Advice for Agents and Brokers
Despite increased cyberattacks, agents and brokers are challenged to persuade clients to take the threat seriously. “one of the biggest hurdles to selling cyber continues to be that many companies do not see the risk to them,” says Feldman.
She suggests that agents and brokers use industry data on claims, breaches, and market trends for the client’s industry to induce it to buy cyber coverage. “Further, agents who ask insureds: ‘Would you know whom to call in the event of a data breach?’ can emphasize the value added to a cyber policy by having breach coaches, claims departments, and pre-vetted vendors ready to be deployed at a moment’s notice to get a company back up and running as quickly as possible.”
That approach can be effective with businesses that are on the fence. So can having a solid understanding of the coverage and the carriers. “Every business will have unique exposures, so building good relationships with carriers that can protect those vulnerabilities becomes important,” says Francis.
It’s also important for agents and brokers to make cyber coverage part of the overall conversation with their clients. Fenaroli suggests getting businesses used to the idea of cyber coverage as part of their insurance lineup. “Get the cyber coverage as a line item on the client’s risk management or insurance budget.
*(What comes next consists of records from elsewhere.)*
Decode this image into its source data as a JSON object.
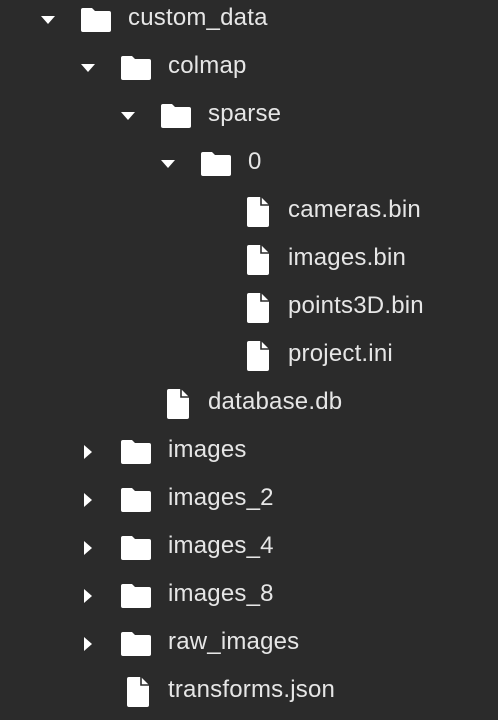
{
  "tree": {
    "items": [
      {
        "name": "custom_data",
        "type": "folder",
        "expanded": true
      },
      {
        "name": "colmap",
        "type": "folder",
        "expanded": true
      },
      {
        "name": "sparse",
        "type": "folder",
        "expanded": true
      },
      {
        "name": "0",
        "type": "folder",
        "expanded": true
      },
      {
        "name": "cameras.bin",
        "type": "file"
      },
      {
        "name": "images.bin",
        "type": "file"
      },
      {
        "name": "points3D.bin",
        "type": "file"
      },
      {
        "name": "project.ini",
        "type": "file"
      },
      {
        "name": "database.db",
        "type": "file"
      },
      {
        "name": "images",
        "type": "folder",
        "expanded": false
      },
      {
        "name": "images_2",
        "type": "folder",
        "expanded": false
      },
      {
        "name": "images_4",
        "type": "folder",
        "expanded": false
      },
      {
        "name": "images_8",
        "type": "folder",
        "expanded": false
      },
      {
        "name": "raw_images",
        "type": "folder",
        "expanded": false
      },
      {
        "name": "transforms.json",
        "type": "file"
      }
    ]
  },
  "colors": {
    "background": "#2b2b2b",
    "text": "#e6e6e6",
    "icon": "#ffffff"
  },
  "icons": {
    "folder": "folder-icon",
    "file": "file-icon",
    "expanded": "caret-down-icon",
    "collapsed": "caret-right-icon"
  }
}
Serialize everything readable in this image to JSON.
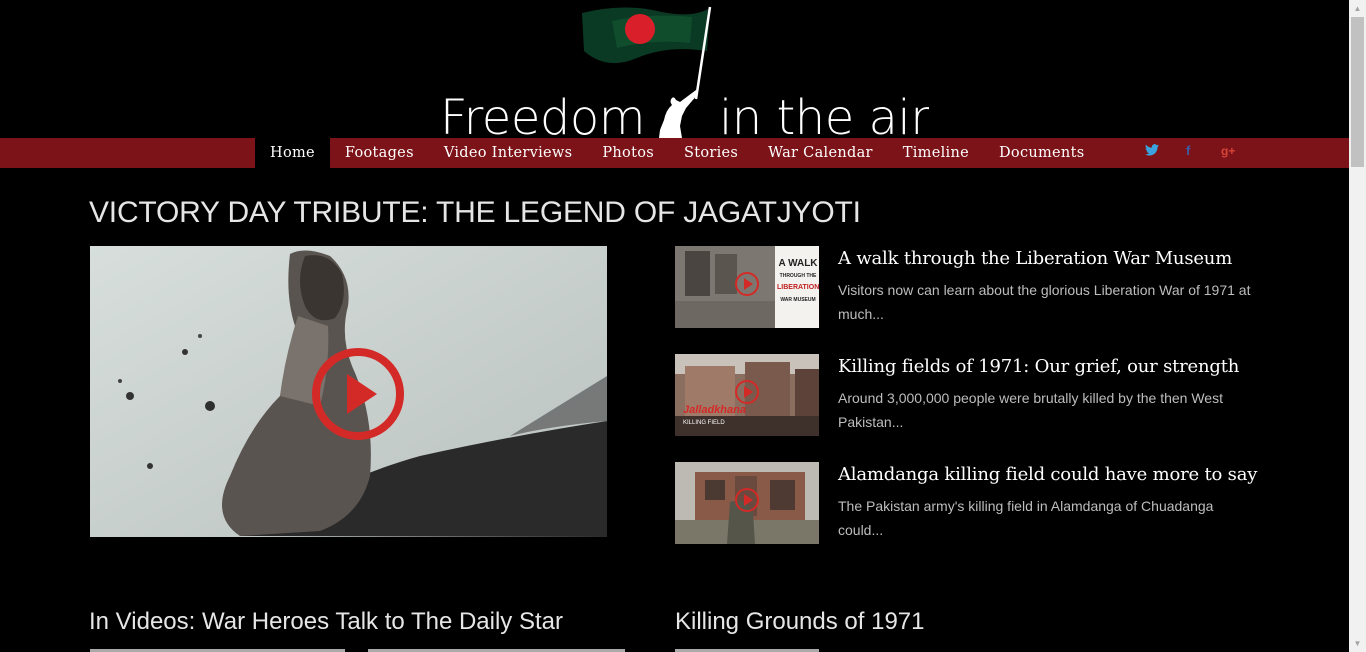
{
  "site": {
    "logo_text_left": "Freedom",
    "logo_text_right": "in the air"
  },
  "nav": {
    "items": [
      {
        "label": "Home",
        "active": true
      },
      {
        "label": "Footages"
      },
      {
        "label": "Video Interviews"
      },
      {
        "label": "Photos"
      },
      {
        "label": "Stories"
      },
      {
        "label": "War Calendar"
      },
      {
        "label": "Timeline"
      },
      {
        "label": "Documents"
      }
    ],
    "social": {
      "twitter": "twitter-icon",
      "facebook": "f",
      "google_plus": "g+"
    }
  },
  "main": {
    "title": "VICTORY DAY TRIBUTE: THE LEGEND OF JAGATJYOTI",
    "stories": [
      {
        "title": "A walk through the Liberation War Museum",
        "desc": "Visitors now can learn about the glorious Liberation War of 1971 at much...",
        "thumb_text": [
          "A WALK",
          "THROUGH THE",
          "LIBERATION",
          "WAR MUSEUM"
        ]
      },
      {
        "title": "Killing fields of 1971: Our grief, our strength",
        "desc": "Around 3,000,000 people were brutally killed by the then West Pakistan...",
        "thumb_text": [
          "Jalladkhana",
          "KILLING FIELD"
        ]
      },
      {
        "title": "Alamdanga killing field could have more to say",
        "desc": "The Pakistan army's killing field in Alamdanga of Chuadanga could..."
      }
    ]
  },
  "sections": [
    {
      "title": "In Videos: War Heroes Talk to The Daily Star"
    },
    {
      "title": "Killing Grounds of 1971"
    }
  ],
  "colors": {
    "nav_bg": "#7b1318",
    "play_red": "#d42a27",
    "flag_green": "#0a4d2f"
  }
}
Once the client has had the coverage for one year, the agent can push for higher limits or expanded coverage because cyber risk is now on the business’s radar.”
Because cyber risk encompasses so many different exposures, Shepherd says agents and brokers need to keep in mind that one cyber policy does not fit all. “Agents need to be aware of a client’s cyber risk exposures as well as which policy will help to transfer most of those risks and should use a specialty wholesale broker when needed.”
Coletti says that cyber liability insurance is no longer a nice-to-have coverage but instead is a must-have coverage. “A knowledgeable cyber insurance broker can help companies identify what specific coverages should be purchased and tailor a policy that will address their unique exposures.”
Article By: Lori Widmer
Source: Rough Notes